> _ACTIVITY_
For the string "amount", find every matching line in the records and copy it.

(SOURCE DATA begins)

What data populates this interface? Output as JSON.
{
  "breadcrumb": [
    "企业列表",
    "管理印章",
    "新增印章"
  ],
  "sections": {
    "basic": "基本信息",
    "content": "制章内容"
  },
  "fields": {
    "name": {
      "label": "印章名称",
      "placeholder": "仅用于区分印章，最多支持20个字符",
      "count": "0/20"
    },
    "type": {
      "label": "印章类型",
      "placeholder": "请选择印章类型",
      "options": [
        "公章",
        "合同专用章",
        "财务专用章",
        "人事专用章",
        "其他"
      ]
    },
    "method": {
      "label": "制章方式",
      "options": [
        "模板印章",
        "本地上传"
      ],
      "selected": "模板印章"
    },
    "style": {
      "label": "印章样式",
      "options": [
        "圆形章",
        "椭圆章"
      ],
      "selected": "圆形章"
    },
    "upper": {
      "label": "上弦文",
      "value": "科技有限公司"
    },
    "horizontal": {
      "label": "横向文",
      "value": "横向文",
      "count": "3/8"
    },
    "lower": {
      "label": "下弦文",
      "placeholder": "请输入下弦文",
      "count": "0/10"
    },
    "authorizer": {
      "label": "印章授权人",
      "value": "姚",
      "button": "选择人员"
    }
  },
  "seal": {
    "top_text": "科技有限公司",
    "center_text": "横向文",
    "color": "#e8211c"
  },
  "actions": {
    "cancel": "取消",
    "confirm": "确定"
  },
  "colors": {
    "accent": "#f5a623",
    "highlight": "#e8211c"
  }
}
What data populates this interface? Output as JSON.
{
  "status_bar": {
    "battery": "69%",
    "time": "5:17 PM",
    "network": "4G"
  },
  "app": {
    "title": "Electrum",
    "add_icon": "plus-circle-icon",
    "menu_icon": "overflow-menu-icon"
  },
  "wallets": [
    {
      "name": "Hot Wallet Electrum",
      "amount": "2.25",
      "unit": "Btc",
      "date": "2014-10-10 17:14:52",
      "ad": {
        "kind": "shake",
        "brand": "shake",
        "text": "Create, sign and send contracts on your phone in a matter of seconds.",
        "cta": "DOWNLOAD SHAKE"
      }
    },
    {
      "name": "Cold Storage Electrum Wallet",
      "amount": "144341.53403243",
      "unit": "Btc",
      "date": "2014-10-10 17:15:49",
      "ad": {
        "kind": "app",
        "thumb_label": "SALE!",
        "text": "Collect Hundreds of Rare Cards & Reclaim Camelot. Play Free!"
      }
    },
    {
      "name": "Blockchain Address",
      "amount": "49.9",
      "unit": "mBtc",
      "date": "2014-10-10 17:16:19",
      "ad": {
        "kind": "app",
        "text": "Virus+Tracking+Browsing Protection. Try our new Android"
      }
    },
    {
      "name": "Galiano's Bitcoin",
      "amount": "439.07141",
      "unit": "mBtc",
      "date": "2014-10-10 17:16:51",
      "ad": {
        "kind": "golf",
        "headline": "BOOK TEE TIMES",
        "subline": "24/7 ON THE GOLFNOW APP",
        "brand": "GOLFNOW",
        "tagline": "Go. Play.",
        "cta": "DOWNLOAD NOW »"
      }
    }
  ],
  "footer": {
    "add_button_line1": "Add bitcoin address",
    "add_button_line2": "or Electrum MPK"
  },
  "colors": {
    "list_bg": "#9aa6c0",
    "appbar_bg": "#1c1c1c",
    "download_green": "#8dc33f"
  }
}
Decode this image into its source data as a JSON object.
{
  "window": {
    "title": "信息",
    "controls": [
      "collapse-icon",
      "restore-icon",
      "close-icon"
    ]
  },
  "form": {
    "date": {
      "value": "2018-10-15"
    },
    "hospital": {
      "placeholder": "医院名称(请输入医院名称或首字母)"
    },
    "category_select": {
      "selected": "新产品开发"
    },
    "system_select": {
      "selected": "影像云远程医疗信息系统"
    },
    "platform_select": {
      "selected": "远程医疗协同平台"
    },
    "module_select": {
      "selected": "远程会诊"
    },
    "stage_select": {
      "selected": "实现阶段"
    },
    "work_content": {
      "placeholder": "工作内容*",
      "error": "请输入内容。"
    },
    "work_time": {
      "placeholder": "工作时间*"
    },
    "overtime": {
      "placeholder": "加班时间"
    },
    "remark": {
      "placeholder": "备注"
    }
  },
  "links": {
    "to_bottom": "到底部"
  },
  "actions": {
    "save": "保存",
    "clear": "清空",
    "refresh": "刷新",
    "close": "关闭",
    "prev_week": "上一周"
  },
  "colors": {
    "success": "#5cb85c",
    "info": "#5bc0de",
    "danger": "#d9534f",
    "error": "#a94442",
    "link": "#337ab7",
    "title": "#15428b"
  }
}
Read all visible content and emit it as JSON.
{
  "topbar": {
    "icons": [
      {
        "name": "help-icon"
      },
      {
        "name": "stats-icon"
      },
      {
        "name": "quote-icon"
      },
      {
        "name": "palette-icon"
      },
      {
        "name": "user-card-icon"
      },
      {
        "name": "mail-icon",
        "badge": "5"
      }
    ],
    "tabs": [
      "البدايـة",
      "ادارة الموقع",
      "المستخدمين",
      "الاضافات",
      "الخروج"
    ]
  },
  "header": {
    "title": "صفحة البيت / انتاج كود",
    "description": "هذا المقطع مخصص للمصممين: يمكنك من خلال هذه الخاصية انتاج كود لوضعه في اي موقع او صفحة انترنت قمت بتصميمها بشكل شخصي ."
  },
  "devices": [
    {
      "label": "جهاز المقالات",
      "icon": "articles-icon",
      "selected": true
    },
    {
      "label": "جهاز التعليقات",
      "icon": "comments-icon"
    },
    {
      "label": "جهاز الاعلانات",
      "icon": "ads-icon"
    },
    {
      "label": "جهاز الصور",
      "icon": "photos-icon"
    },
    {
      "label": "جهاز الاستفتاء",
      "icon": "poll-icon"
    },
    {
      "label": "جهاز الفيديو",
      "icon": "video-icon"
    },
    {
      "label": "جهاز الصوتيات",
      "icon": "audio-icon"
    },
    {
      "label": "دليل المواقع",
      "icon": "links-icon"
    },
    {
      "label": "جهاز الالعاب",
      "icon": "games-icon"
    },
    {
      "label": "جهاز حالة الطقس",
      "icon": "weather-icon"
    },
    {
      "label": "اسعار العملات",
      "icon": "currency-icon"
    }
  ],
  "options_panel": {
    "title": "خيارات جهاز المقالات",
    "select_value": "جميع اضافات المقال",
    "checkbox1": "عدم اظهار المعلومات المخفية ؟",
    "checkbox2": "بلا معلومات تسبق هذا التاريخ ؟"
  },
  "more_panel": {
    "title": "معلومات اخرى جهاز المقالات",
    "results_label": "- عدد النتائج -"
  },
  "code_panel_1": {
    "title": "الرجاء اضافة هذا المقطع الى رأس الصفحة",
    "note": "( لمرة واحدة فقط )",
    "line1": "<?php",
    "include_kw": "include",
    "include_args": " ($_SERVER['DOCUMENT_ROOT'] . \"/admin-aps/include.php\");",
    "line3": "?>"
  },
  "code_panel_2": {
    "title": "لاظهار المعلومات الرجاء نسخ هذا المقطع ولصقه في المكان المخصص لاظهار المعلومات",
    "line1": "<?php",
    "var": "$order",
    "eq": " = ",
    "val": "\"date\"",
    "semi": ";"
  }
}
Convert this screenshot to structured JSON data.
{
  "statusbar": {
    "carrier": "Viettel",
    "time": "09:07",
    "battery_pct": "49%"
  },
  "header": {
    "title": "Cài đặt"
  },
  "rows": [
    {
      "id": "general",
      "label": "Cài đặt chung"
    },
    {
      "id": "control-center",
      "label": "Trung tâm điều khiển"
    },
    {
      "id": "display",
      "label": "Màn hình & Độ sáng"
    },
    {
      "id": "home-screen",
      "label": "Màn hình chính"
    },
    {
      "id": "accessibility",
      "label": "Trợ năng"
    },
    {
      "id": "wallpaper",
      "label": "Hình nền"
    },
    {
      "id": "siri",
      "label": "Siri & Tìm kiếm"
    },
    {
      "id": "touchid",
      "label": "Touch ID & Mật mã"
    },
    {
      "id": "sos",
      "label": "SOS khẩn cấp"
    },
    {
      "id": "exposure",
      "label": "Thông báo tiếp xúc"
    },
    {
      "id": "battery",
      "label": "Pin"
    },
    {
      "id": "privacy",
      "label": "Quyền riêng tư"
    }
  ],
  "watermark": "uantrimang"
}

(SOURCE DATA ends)

> _TASK ANSWER_
      "amount": "2.25",
      "amount": "144341.53403243",
      "amount": "49.9",
      "amount": "439.07141",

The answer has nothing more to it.